NEW YORK, Feb 15 – Incyte said Thursday it has signed a collaboration with Genicon Sciences, a privately-held San Diego company, to use Genicon’s protein detection methods to expand their diverse product line to include antibody arrays.
In the collaboration, Incyte will acquire rights to develop and commercialize Genicon’s Resonance Light Scattering technology, which can detect minute amounts of protein using light methods, in its antibody arrays.
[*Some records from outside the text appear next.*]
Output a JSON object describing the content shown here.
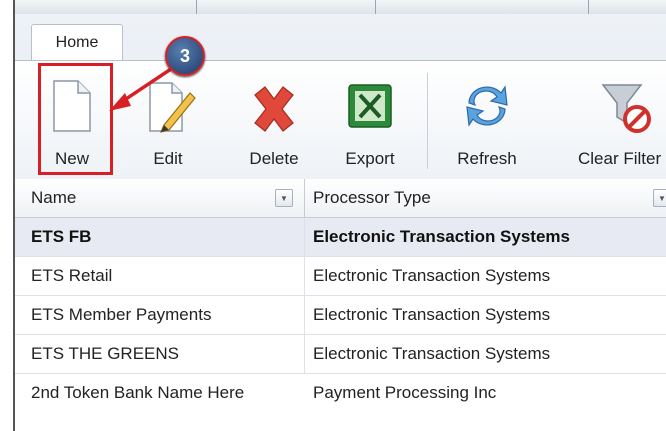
{
  "tabs": {
    "home": "Home"
  },
  "toolbar": {
    "buttons": [
      {
        "label": "New",
        "icon": "new-document-icon"
      },
      {
        "label": "Edit",
        "icon": "edit-pencil-icon"
      },
      {
        "label": "Delete",
        "icon": "delete-x-icon"
      },
      {
        "label": "Export",
        "icon": "excel-export-icon"
      },
      {
        "label": "Refresh",
        "icon": "refresh-icon"
      },
      {
        "label": "Clear Filter",
        "icon": "clear-filter-icon"
      }
    ]
  },
  "callout": {
    "step": "3"
  },
  "grid": {
    "columns": [
      "Name",
      "Processor Type"
    ],
    "rows": [
      [
        "ETS FB",
        "Electronic Transaction Systems"
      ],
      [
        "ETS Retail",
        "Electronic Transaction Systems"
      ],
      [
        "ETS Member Payments",
        "Electronic Transaction Systems"
      ],
      [
        "ETS THE GREENS",
        "Electronic Transaction Systems"
      ],
      [
        "2nd Token Bank Name Here",
        "Payment Processing Inc"
      ]
    ]
  },
  "colors": {
    "highlight": "#d91f26",
    "callout_fill": "#1d3a6a",
    "selected_row": "#e8eaf3"
  }
}
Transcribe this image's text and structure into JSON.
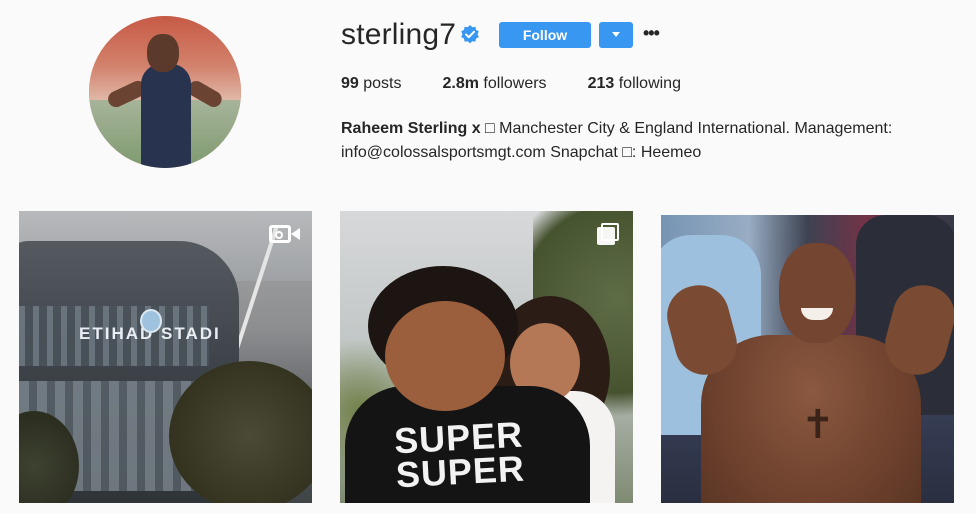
{
  "profile": {
    "username": "sterling7",
    "verified": true,
    "follow_label": "Follow",
    "more_label": "•••",
    "accent_color": "#3897f0"
  },
  "stats": {
    "posts_count": "99",
    "posts_label": "posts",
    "followers_count": "2.8m",
    "followers_label": "followers",
    "following_count": "213",
    "following_label": "following"
  },
  "bio": {
    "name": "Raheem Sterling x □",
    "line1": "Manchester City & England International. Management:",
    "line2": "info@colossalsportsmgt.com Snapchat □: Heemeo"
  },
  "posts": [
    {
      "type_icon": "video-icon",
      "sign_text": "ETIHAD STADI"
    },
    {
      "type_icon": "carousel-icon",
      "shirt_text_line1": "SUPER",
      "shirt_text_line2": "SUPER"
    },
    {
      "type_icon": "none"
    }
  ]
}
Incyte plans to introduce these antibody arrays later this year.
“We expect that Incyte's antibody arrays, treated with the RLS detection system, will provide faster and more cost-effective tools for measuring hundreds of proteins from thousands of biological samples,” said Incyte CEO Roy Whitfield in a statement. "These new products should reduce the time scientists will need to identify a gene that might be implicated in a disease or a gene that might affect the efficacy or safety of a drug.”
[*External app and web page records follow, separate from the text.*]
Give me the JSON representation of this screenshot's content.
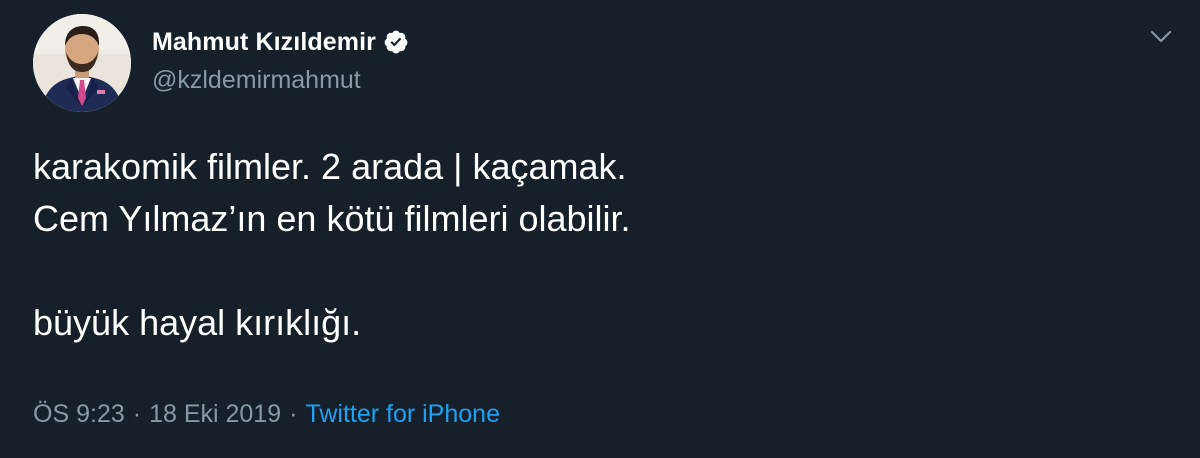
{
  "author": {
    "display_name": "Mahmut Kızıldemir",
    "handle": "@kzldemirmahmut",
    "verified": true
  },
  "tweet": {
    "lines": [
      "karakomik filmler. 2 arada | kaçamak.",
      "Cem Yılmaz’ın en kötü filmleri olabilir.",
      "",
      "büyük hayal kırıklığı."
    ]
  },
  "meta": {
    "time": "ÖS 9:23",
    "separator": "·",
    "date": "18 Eki 2019",
    "source": "Twitter for iPhone"
  },
  "colors": {
    "background": "#15202b",
    "text": "#ffffff",
    "secondary_text": "#8899a6",
    "accent": "#1da1f2"
  },
  "icons": {
    "verified": "verified-badge-icon",
    "more": "chevron-down-icon"
  }
}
The RLS technology involves tiny light scattering particles that preferentially refract certain wavelengths of light. These particles work like chemiluminescent or fluorescent proteins used in chemical labels, but emit a signal that is up to a million times stronger than a fluorescent particle, Genicon said. Different light scattering particles can be designed to emit specific colors of light.
Incyte and Genicon said they believe this detection system, when incorporated in an array, could improve upon current radioactive, chemiluminescent, fluoresce, and other labeling systems and grab a large piece of the $600 labeling market for genomics and proteomics.
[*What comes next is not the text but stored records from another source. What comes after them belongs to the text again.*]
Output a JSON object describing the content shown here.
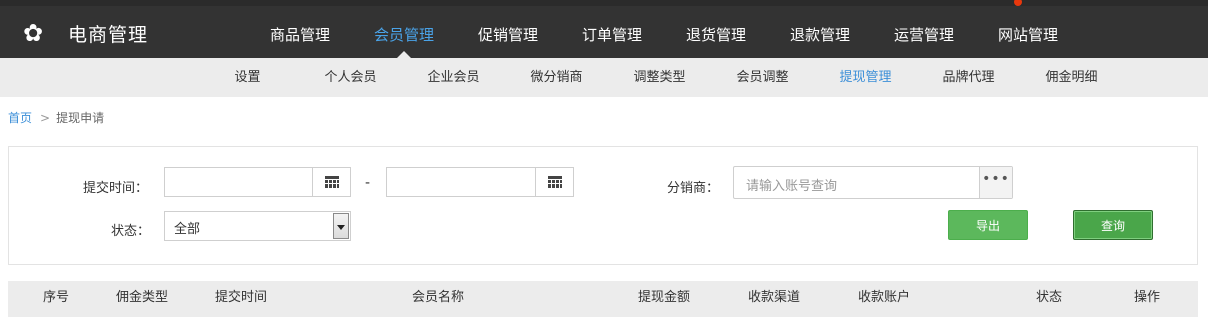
{
  "header": {
    "logo_text": "电商管理",
    "nav": [
      {
        "label": "商品管理",
        "active": false
      },
      {
        "label": "会员管理",
        "active": true
      },
      {
        "label": "促销管理",
        "active": false
      },
      {
        "label": "订单管理",
        "active": false
      },
      {
        "label": "退货管理",
        "active": false
      },
      {
        "label": "退款管理",
        "active": false
      },
      {
        "label": "运营管理",
        "active": false
      },
      {
        "label": "网站管理",
        "active": false
      }
    ]
  },
  "subnav": [
    {
      "label": "设置",
      "active": false
    },
    {
      "label": "个人会员",
      "active": false
    },
    {
      "label": "企业会员",
      "active": false
    },
    {
      "label": "微分销商",
      "active": false
    },
    {
      "label": "调整类型",
      "active": false
    },
    {
      "label": "会员调整",
      "active": false
    },
    {
      "label": "提现管理",
      "active": true
    },
    {
      "label": "品牌代理",
      "active": false
    },
    {
      "label": "佣金明细",
      "active": false
    }
  ],
  "breadcrumb": {
    "home": "首页",
    "separator": ">",
    "current": "提现申请"
  },
  "filters": {
    "submit_time_label": "提交时间：",
    "date_start_value": "",
    "date_end_value": "",
    "range_dash": "-",
    "distributor_label": "分销商：",
    "distributor_placeholder": "请输入账号查询",
    "more_glyph": "•••",
    "status_label": "状态：",
    "status_selected": "全部",
    "export_label": "导出",
    "query_label": "查询"
  },
  "table": {
    "columns": [
      "序号",
      "佣金类型",
      "提交时间",
      "会员名称",
      "提现金额",
      "收款渠道",
      "收款账户",
      "状态",
      "操作"
    ]
  },
  "colors": {
    "header_bg": "#333333",
    "accent_blue": "#4aa3e8",
    "button_green": "#5cb85c"
  }
}
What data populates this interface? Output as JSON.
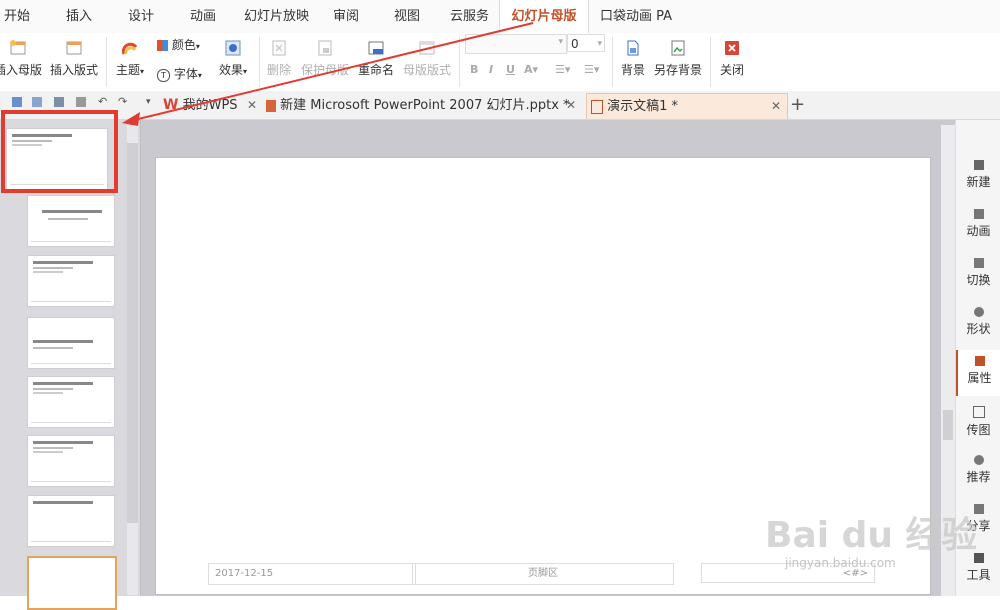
{
  "menu": {
    "tabs": [
      "开始",
      "插入",
      "设计",
      "动画",
      "幻灯片放映",
      "审阅",
      "视图",
      "云服务",
      "幻灯片母版",
      "口袋动画 PA"
    ],
    "active_index": 8
  },
  "ribbon": {
    "insert_master": "插入母版",
    "insert_layout": "插入版式",
    "theme": "主题",
    "color": "颜色",
    "font": "字体",
    "effect": "效果",
    "delete": "删除",
    "protect_master": "保护母版",
    "rename": "重命名",
    "master_layout": "母版版式",
    "font_size_value": "0",
    "background": "背景",
    "save_background": "另存背景",
    "close": "关闭"
  },
  "doc_tabs": [
    {
      "label": "我的WPS",
      "active": false
    },
    {
      "label": "新建 Microsoft PowerPoint 2007 幻灯片.pptx *",
      "active": false
    },
    {
      "label": "演示文稿1 *",
      "active": true
    }
  ],
  "slide": {
    "date": "2017-12-15",
    "footer": "页脚区",
    "page_num": "<#>"
  },
  "sidebar": [
    "新建",
    "动画",
    "切换",
    "形状",
    "属性",
    "传图",
    "推荐",
    "分享",
    "工具"
  ],
  "colors": {
    "accent": "#c0522a",
    "annotation": "#e03c31",
    "close_red": "#d9443a"
  },
  "watermark": {
    "logo": "Bai du 经验",
    "url": "jingyan.baidu.com"
  }
}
The companies did not disclose the financial terms of the agreement.